Some parents have found work-arounds. Although the FDA does not allow European infant formula to be sold in the United States, Nycole Bubenko of Fairfax started ordering German formula on a third-party website in 2015 after not being able to produce enough milk to feed her first child and learning that most of the U.S.-made formulas were manufactured with corn syrup. The organic German formula was made with higher-quality ingredients and was gentler on her son's stomach, Bubenko said. Now a mother of three, including a newborn, Bubenko has continued to order the German formula online. She says it's comparable in cost to U.S.-made formula when bought in bulk and arrives in less than a week. As of last week, she'd been able to obtain it without any trouble.

"There is another option, and it isn't as out of reach as people may think," Bubenko said.

But the American Academy of Pediatrics cautions against importing formula from overseas because it is not subject to FDA regulations. Dr. Meghan Gunn, chief of pediatrics at Southwestern Vermont Medical Center in Bennington, supports that position.

"In terms of their composition, they don't necessarily meet U.S. requirements, but they are probably safe," Gunn said. "I think we need the FDA to be involved in that importation before I feel comfortable recommending it."

Gunn said parents who are struggling to find their usual formula brand should call their pediatrician for advice.

"There are so many formulas, it's very confusing — even for us, sometimes — to keep track," Gunn said. "I think, for most kiddos, there are [generic] alternatives that ... hopefully can be found."

Doctors can also help families track down alternative types of formula for babies with more specialized dietary needs, a process Gunn said sometimes takes "a little trial and error." Gunn cautions against using expired formula or a can that's been opened by another person. It's also dangerous to water down formula to make it last longer or concoct homemade formula.
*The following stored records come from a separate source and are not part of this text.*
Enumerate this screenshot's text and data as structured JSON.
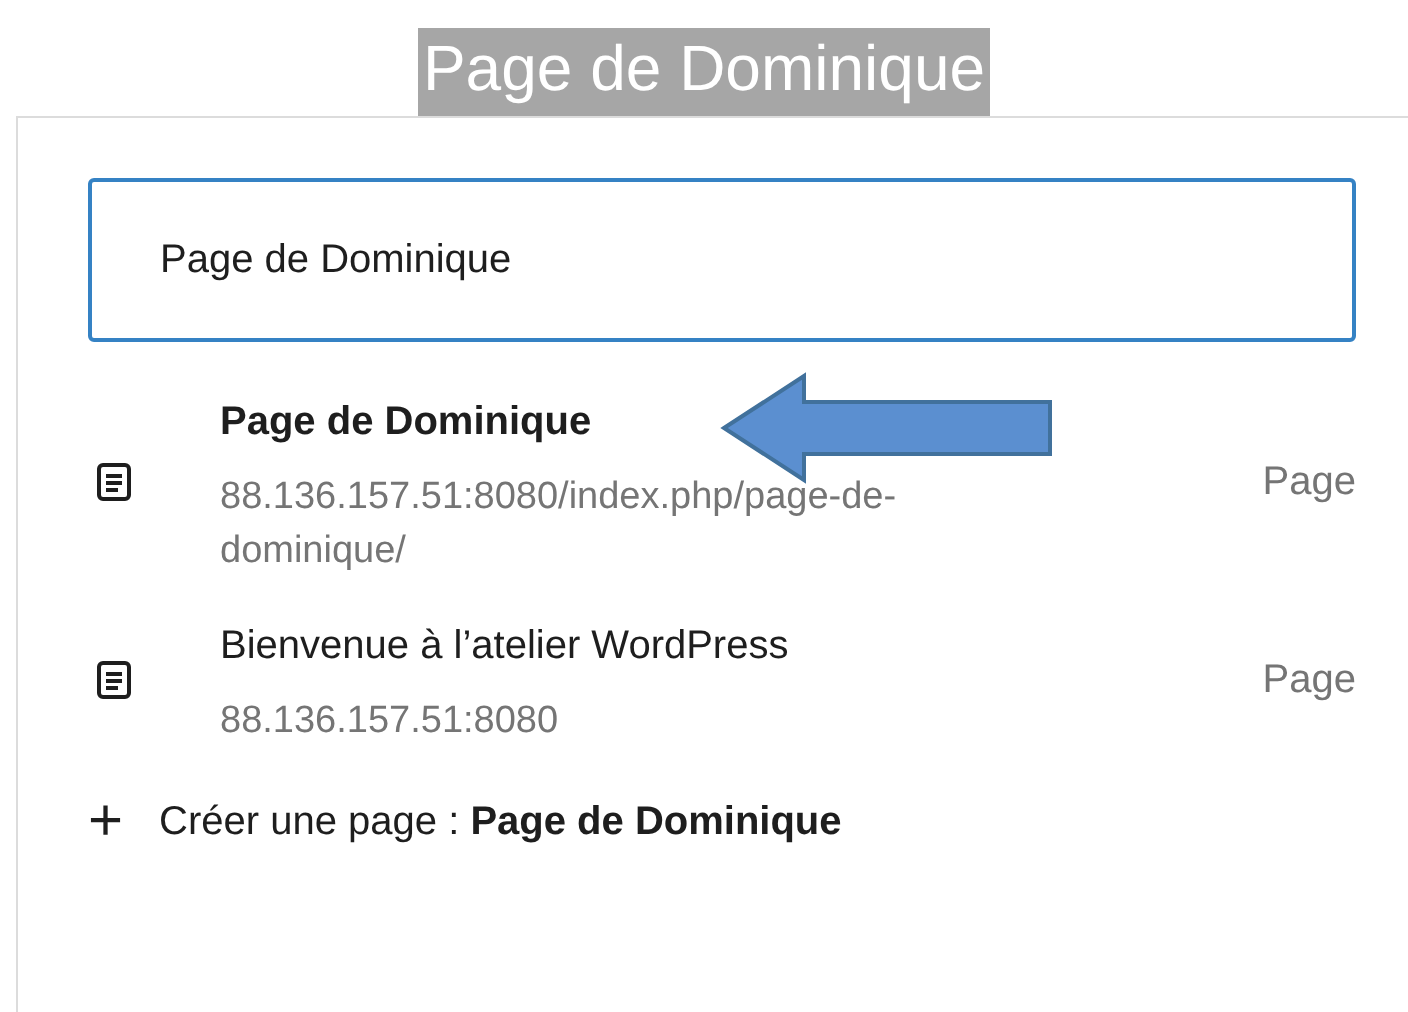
{
  "title": "Page de Dominique",
  "search": {
    "value": "Page de Dominique"
  },
  "results": [
    {
      "title": "Page de Dominique",
      "url": "88.136.157.51:8080/index.php/page-de-dominique/",
      "type": "Page",
      "bold": true
    },
    {
      "title": "Bienvenue à l’atelier WordPress",
      "url": "88.136.157.51:8080",
      "type": "Page",
      "bold": false
    }
  ],
  "create": {
    "icon": "+",
    "label": "Créer une page : **Page de Dominique**"
  }
}
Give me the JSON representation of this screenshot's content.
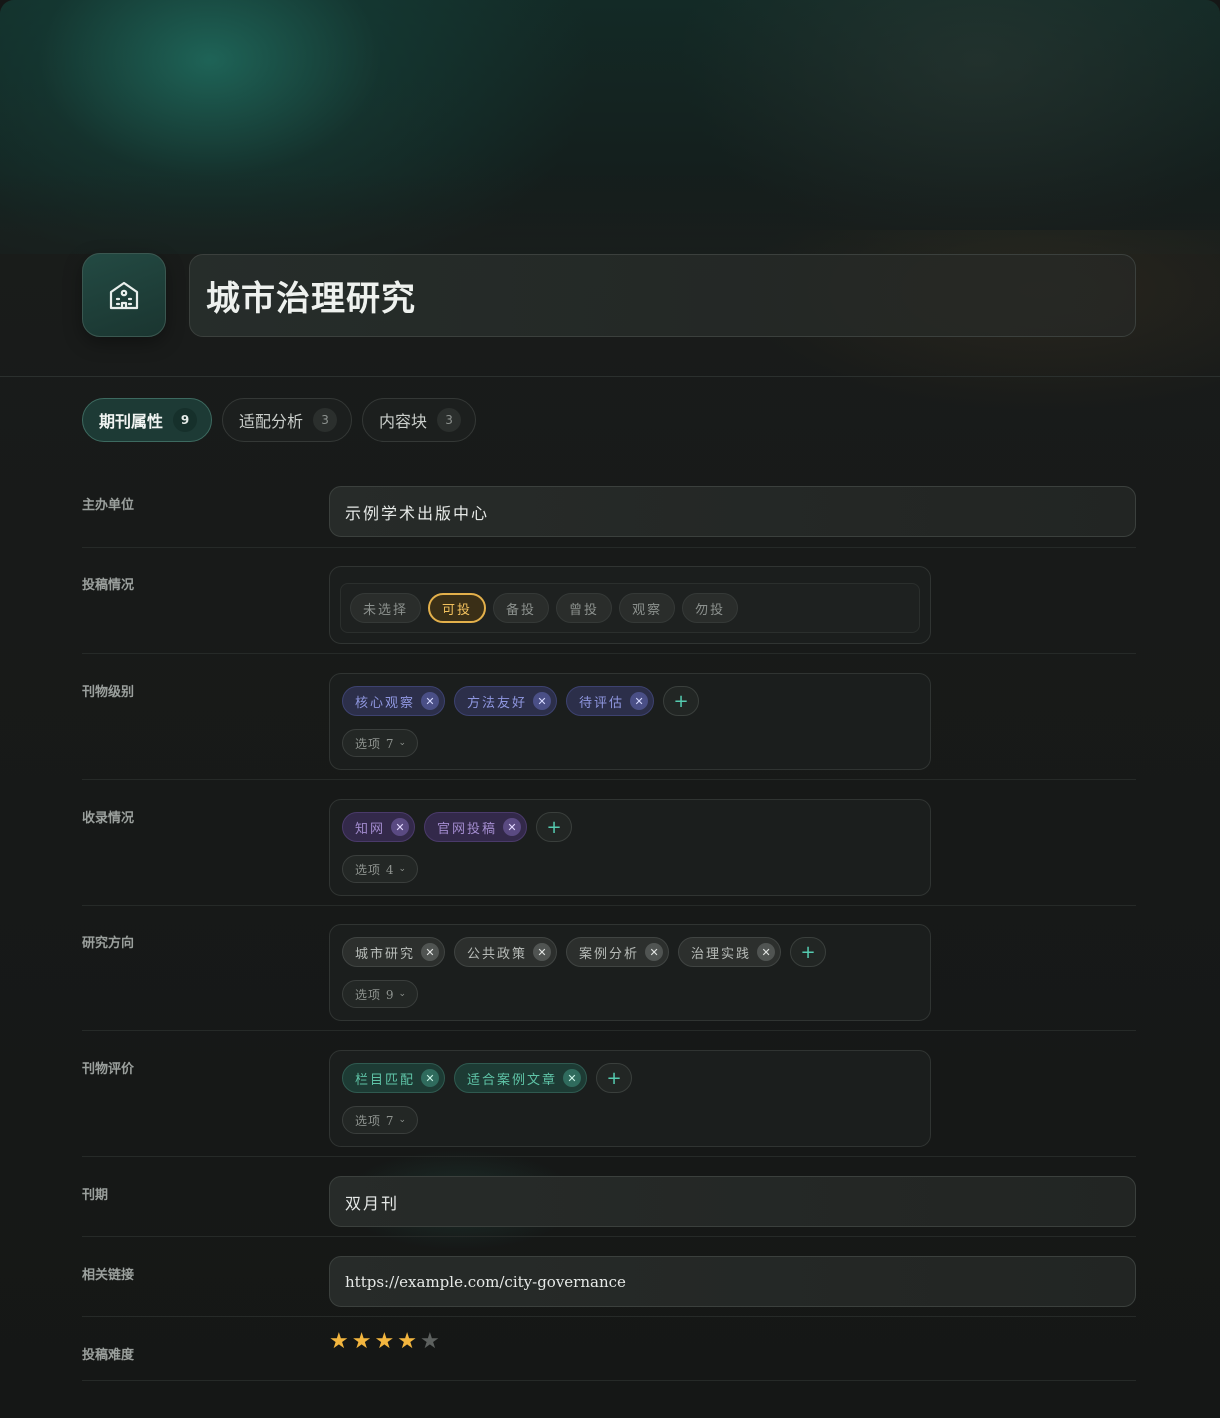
{
  "journal": {
    "title": "城市治理研究",
    "icon": "building-icon"
  },
  "tabs": [
    {
      "label": "期刊属性",
      "count": "9",
      "active": true
    },
    {
      "label": "适配分析",
      "count": "3",
      "active": false
    },
    {
      "label": "内容块",
      "count": "3",
      "active": false
    }
  ],
  "fields": {
    "sponsor": {
      "label": "主办单位",
      "value": "示例学术出版中心"
    },
    "submission": {
      "label": "投稿情况",
      "options": [
        "未选择",
        "可投",
        "备投",
        "曾投",
        "观察",
        "勿投"
      ],
      "selected": "可投"
    },
    "level": {
      "label": "刊物级别",
      "tags": [
        "核心观察",
        "方法友好",
        "待评估"
      ],
      "options_label": "选项 7"
    },
    "indexing": {
      "label": "收录情况",
      "tags": [
        "知网",
        "官网投稿"
      ],
      "options_label": "选项 4"
    },
    "research": {
      "label": "研究方向",
      "tags": [
        "城市研究",
        "公共政策",
        "案例分析",
        "治理实践"
      ],
      "options_label": "选项 9"
    },
    "evaluation": {
      "label": "刊物评价",
      "tags": [
        "栏目匹配",
        "适合案例文章"
      ],
      "options_label": "选项 7"
    },
    "period": {
      "label": "刊期",
      "value": "双月刊"
    },
    "link": {
      "label": "相关链接",
      "value": "https://example.com/city-governance"
    },
    "difficulty": {
      "label": "投稿难度",
      "rating": 4,
      "max": 5
    }
  },
  "colors": {
    "accent": "#55cbb0",
    "selected_option": "#e3b04b",
    "star": "#f3b63f"
  }
}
"There is way too much risk for ... not getting enough of the nutrients, for contamination with bacteria," she said.

The Vermont Donor Milk Center in Essex Junction is another resource. Launched in January 2020, the nonprofit's mission is to provide human breast milk, donated by women in the community and then pasteurized, to infants in need. Typically, families must get a prescription from a pediatrician in order to purchase donor milk. But in light of the current shortage, the center has started waiving that requirement for the first 40 ounces of milk dispensed. For the short-term, the center is also offering subsidized milk for eligible families, thanks in part to a recent $50,000 allocation from the state legislature.

Though Vermont has one of the highest initial breastfeeding rates in the country — 90.2 percent, according to the Centers for Disease Control and Prevention's 2020 Breastfeeding Report Card — the rate drops off precipitously as infants grow older because of factors including limited breastfeeding support in the community and mothers returning to work, according to Amy Wenger, a maternal and child health nurse who is co-executive director of the donor milk center. By 6 months of age, just 36.8 percent of babies in Vermont are exclusively breastfed.

Wenger said she's received a flurry of calls in the past few weeks from lactation consultants and medical providers looking for supplemental milk, as well as from new and expecting parents trying to make a backup plan in case breastfeeding doesn't work out.

The formula crisis doesn't just have nutritional implications, Wenger said. It's also affecting parents' mental and emotional health, especially after the countless stresses the pandemic has inflicted.

"It's already been two and a half years of a lot of anxieties for families, and they are struggling already," she said. "And then to have this on top of it, this is very rough."

The original print version of this article was headlined "Feeding Anxiety"